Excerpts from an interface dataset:
· · ·

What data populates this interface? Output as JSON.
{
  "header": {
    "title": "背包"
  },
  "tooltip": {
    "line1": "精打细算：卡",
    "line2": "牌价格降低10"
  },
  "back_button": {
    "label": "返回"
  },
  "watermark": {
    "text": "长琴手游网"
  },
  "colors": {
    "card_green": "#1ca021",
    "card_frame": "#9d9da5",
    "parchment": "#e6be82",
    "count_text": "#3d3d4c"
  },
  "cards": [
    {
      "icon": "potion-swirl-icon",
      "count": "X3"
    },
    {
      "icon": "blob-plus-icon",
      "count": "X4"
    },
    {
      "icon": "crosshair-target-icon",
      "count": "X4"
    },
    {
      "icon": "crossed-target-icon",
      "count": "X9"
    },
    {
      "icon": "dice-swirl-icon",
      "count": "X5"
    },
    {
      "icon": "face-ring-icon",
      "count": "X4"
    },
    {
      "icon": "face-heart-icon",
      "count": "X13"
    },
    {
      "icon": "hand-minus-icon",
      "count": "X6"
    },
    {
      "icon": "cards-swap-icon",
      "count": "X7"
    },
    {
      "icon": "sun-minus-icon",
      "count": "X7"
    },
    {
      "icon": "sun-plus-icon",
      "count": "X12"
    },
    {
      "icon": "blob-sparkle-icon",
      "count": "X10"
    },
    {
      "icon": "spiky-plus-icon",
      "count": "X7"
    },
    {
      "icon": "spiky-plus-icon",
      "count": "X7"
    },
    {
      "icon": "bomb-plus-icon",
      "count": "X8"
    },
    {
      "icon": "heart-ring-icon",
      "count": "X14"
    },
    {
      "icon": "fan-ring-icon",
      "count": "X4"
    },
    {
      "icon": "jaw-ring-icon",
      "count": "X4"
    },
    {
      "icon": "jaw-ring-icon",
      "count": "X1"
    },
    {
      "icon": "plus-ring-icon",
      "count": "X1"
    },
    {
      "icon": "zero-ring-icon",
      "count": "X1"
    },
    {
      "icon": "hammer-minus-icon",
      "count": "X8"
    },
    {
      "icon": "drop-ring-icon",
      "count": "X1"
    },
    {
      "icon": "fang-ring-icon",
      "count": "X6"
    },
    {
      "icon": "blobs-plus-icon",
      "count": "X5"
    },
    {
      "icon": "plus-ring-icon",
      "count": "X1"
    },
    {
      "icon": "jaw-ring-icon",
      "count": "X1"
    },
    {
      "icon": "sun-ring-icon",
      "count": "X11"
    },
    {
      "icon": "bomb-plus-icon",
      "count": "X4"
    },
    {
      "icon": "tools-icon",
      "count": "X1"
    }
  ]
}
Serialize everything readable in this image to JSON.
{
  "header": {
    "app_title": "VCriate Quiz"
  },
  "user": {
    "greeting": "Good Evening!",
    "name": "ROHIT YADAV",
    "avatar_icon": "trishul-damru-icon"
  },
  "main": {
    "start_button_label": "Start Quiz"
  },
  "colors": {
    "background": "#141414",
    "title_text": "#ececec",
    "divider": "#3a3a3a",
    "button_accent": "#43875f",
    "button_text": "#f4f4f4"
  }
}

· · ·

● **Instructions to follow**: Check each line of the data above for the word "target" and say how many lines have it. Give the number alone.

● **Finished task**: 2